_Problem details_: Those lines of the following listing which contain the string "title" should be returned.

_Records supplied_:
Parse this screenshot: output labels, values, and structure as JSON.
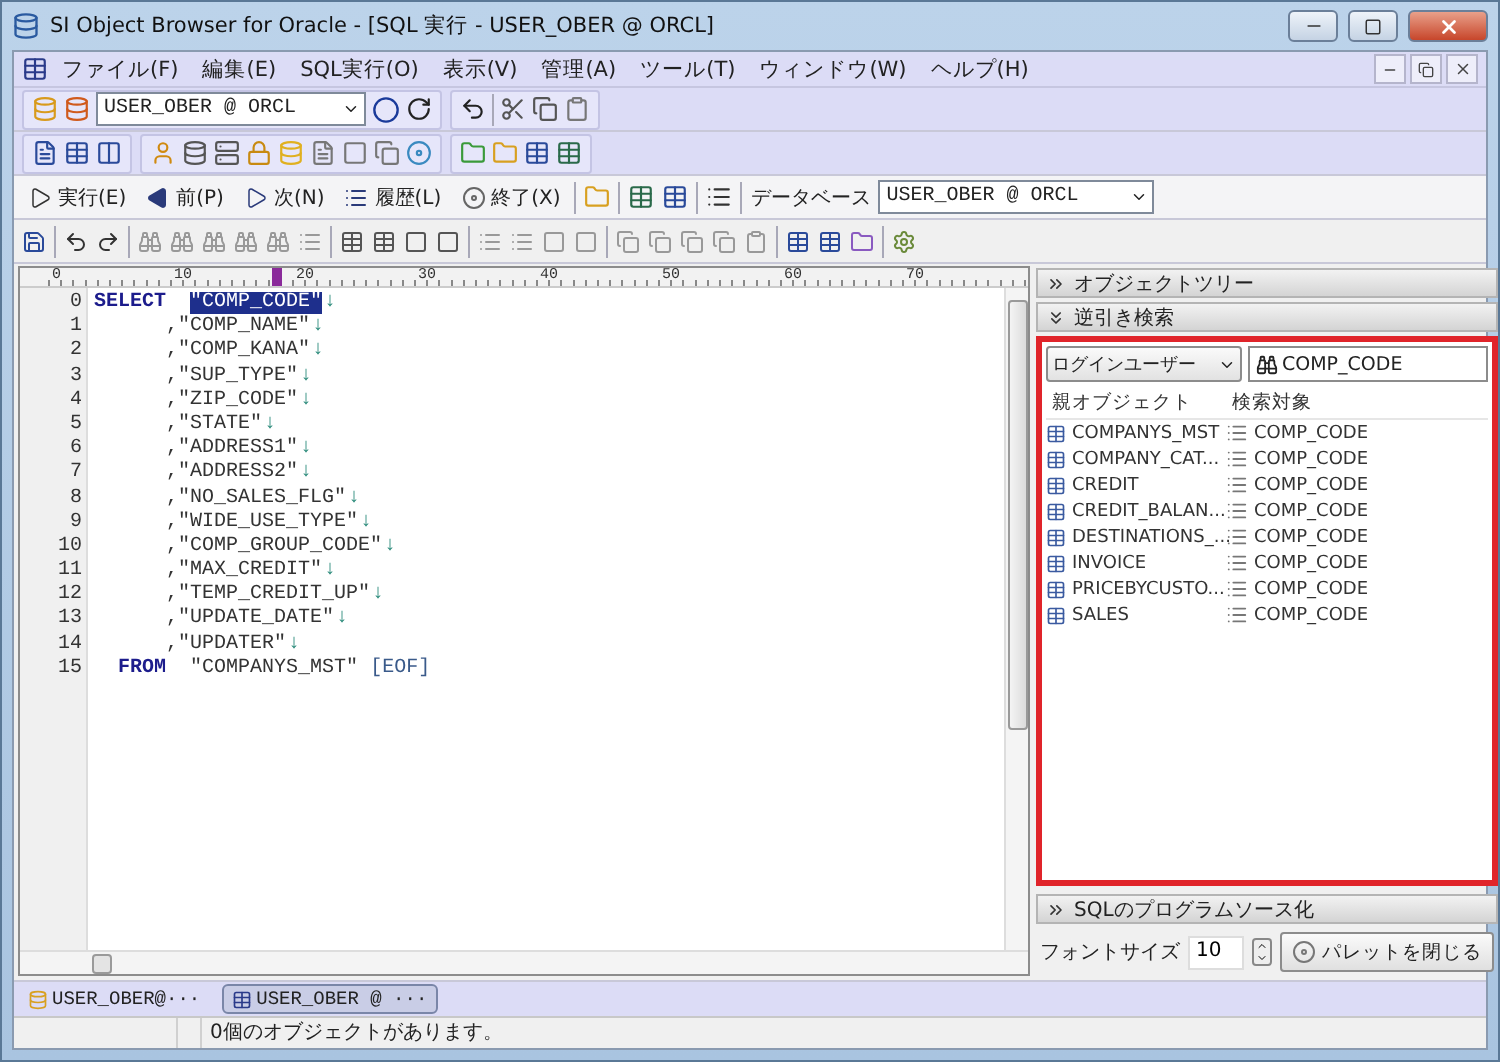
{
  "window": {
    "title": "SI Object Browser for Oracle - [SQL 実行 - USER_OBER @ ORCL]"
  },
  "menu": [
    {
      "label": "ファイル(F)"
    },
    {
      "label": "編集(E)"
    },
    {
      "label": "SQL実行(O)"
    },
    {
      "label": "表示(V)"
    },
    {
      "label": "管理(A)"
    },
    {
      "label": "ツール(T)"
    },
    {
      "label": "ウィンドウ(W)"
    },
    {
      "label": "ヘルプ(H)"
    }
  ],
  "connection": {
    "value": "USER_OBER @ ORCL"
  },
  "exec_toolbar": {
    "buttons": [
      {
        "label": "実行(E)",
        "kind": "run"
      },
      {
        "label": "前(P)",
        "kind": "prev"
      },
      {
        "label": "次(N)",
        "kind": "next"
      },
      {
        "label": "履歴(L)",
        "kind": "history"
      },
      {
        "label": "終了(X)",
        "kind": "stop"
      }
    ],
    "database_label": "データベース",
    "database_value": "USER_OBER @ ORCL"
  },
  "editor": {
    "ruler": [
      "0",
      "10",
      "20",
      "30",
      "40",
      "50",
      "60",
      "70"
    ],
    "lines": [
      {
        "number": "0",
        "kind": "select",
        "keyword": "SELECT",
        "text": "\"COMP_CODE\"",
        "selected": true,
        "end": "↓"
      },
      {
        "number": "1",
        "kind": "column",
        "text": ",\"COMP_NAME\"",
        "selected": false,
        "end": "↓"
      },
      {
        "number": "2",
        "kind": "column",
        "text": ",\"COMP_KANA\"",
        "selected": false,
        "end": "↓"
      },
      {
        "number": "3",
        "kind": "column",
        "text": ",\"SUP_TYPE\"",
        "selected": false,
        "end": "↓"
      },
      {
        "number": "4",
        "kind": "column",
        "text": ",\"ZIP_CODE\"",
        "selected": false,
        "end": "↓"
      },
      {
        "number": "5",
        "kind": "column",
        "text": ",\"STATE\"",
        "selected": false,
        "end": "↓"
      },
      {
        "number": "6",
        "kind": "column",
        "text": ",\"ADDRESS1\"",
        "selected": false,
        "end": "↓"
      },
      {
        "number": "7",
        "kind": "column",
        "text": ",\"ADDRESS2\"",
        "selected": false,
        "end": "↓"
      },
      {
        "number": "8",
        "kind": "column",
        "text": ",\"NO_SALES_FLG\"",
        "selected": false,
        "end": "↓"
      },
      {
        "number": "9",
        "kind": "column",
        "text": ",\"WIDE_USE_TYPE\"",
        "selected": false,
        "end": "↓"
      },
      {
        "number": "10",
        "kind": "column",
        "text": ",\"COMP_GROUP_CODE\"",
        "selected": false,
        "end": "↓"
      },
      {
        "number": "11",
        "kind": "column",
        "text": ",\"MAX_CREDIT\"",
        "selected": false,
        "end": "↓"
      },
      {
        "number": "12",
        "kind": "column",
        "text": ",\"TEMP_CREDIT_UP\"",
        "selected": false,
        "end": "↓"
      },
      {
        "number": "13",
        "kind": "column",
        "text": ",\"UPDATE_DATE\"",
        "selected": false,
        "end": "↓"
      },
      {
        "number": "14",
        "kind": "column",
        "text": ",\"UPDATER\"",
        "selected": false,
        "end": "↓"
      },
      {
        "number": "15",
        "kind": "from",
        "keyword": "FROM",
        "text": "\"COMPANYS_MST\"",
        "selected": false,
        "end": "[EOF]"
      }
    ]
  },
  "side_panel": {
    "sections": [
      {
        "label": "オブジェクトツリー",
        "expanded": false
      },
      {
        "label": "逆引き検索",
        "expanded": true
      }
    ],
    "scope": "ログインユーザー",
    "search": "COMP_CODE",
    "columns": [
      "親オブジェクト",
      "検索対象"
    ],
    "rows": [
      {
        "object": "COMPANYS_MST",
        "target": "COMP_CODE"
      },
      {
        "object": "COMPANY_CAT...",
        "target": "COMP_CODE"
      },
      {
        "object": "CREDIT",
        "target": "COMP_CODE"
      },
      {
        "object": "CREDIT_BALAN...",
        "target": "COMP_CODE"
      },
      {
        "object": "DESTINATIONS_...",
        "target": "COMP_CODE"
      },
      {
        "object": "INVOICE",
        "target": "COMP_CODE"
      },
      {
        "object": "PRICEBYCUSTO...",
        "target": "COMP_CODE"
      },
      {
        "object": "SALES",
        "target": "COMP_CODE"
      }
    ],
    "bottom_section": {
      "label": "SQLのプログラムソース化",
      "expanded": false
    },
    "font_size_label": "フォントサイズ",
    "font_size": "10",
    "close_button": "パレットを閉じる"
  },
  "tabs": [
    {
      "label": "USER_OBER@···",
      "selected": false,
      "kind": "db"
    },
    {
      "label": "USER_OBER @ ···",
      "selected": true,
      "kind": "sql"
    }
  ],
  "status_bar": {
    "message": "0個のオブジェクトがあります。"
  }
}
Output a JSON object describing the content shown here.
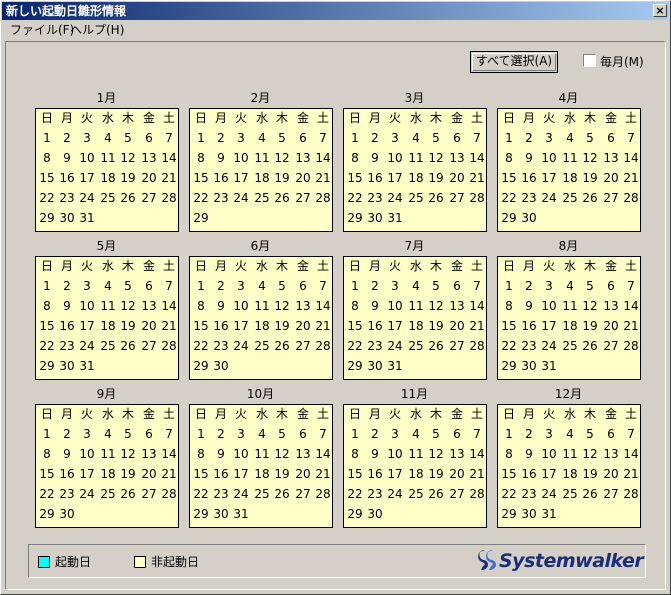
{
  "window": {
    "title": "新しい起動日雛形情報",
    "close_glyph": "×"
  },
  "menubar": [
    {
      "label": "ファイル(F)"
    },
    {
      "label": "ヘルプ(H)"
    }
  ],
  "controls": {
    "select_all_label": "すべて選択(A)",
    "monthly_label": "毎月(M)",
    "monthly_checked": false
  },
  "calendar": {
    "weekdays": [
      "日",
      "月",
      "火",
      "水",
      "木",
      "金",
      "土"
    ],
    "months": [
      {
        "label": "1月",
        "days": 31
      },
      {
        "label": "2月",
        "days": 29
      },
      {
        "label": "3月",
        "days": 31
      },
      {
        "label": "4月",
        "days": 30
      },
      {
        "label": "5月",
        "days": 31
      },
      {
        "label": "6月",
        "days": 30
      },
      {
        "label": "7月",
        "days": 31
      },
      {
        "label": "8月",
        "days": 31
      },
      {
        "label": "9月",
        "days": 30
      },
      {
        "label": "10月",
        "days": 31
      },
      {
        "label": "11月",
        "days": 30
      },
      {
        "label": "12月",
        "days": 31
      }
    ]
  },
  "legend": {
    "start_day_label": "起動日",
    "start_day_color": "#00ffff",
    "non_start_day_label": "非起動日",
    "non_start_day_color": "#ffffc8"
  },
  "logo": {
    "text": "Systemwalker"
  }
}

_Reply_:
    "title": "SI Object Browser for Oracle - [SQL 実行 - USER_OBER @ ORCL]"
    "title": "新しい起動日雛形情報",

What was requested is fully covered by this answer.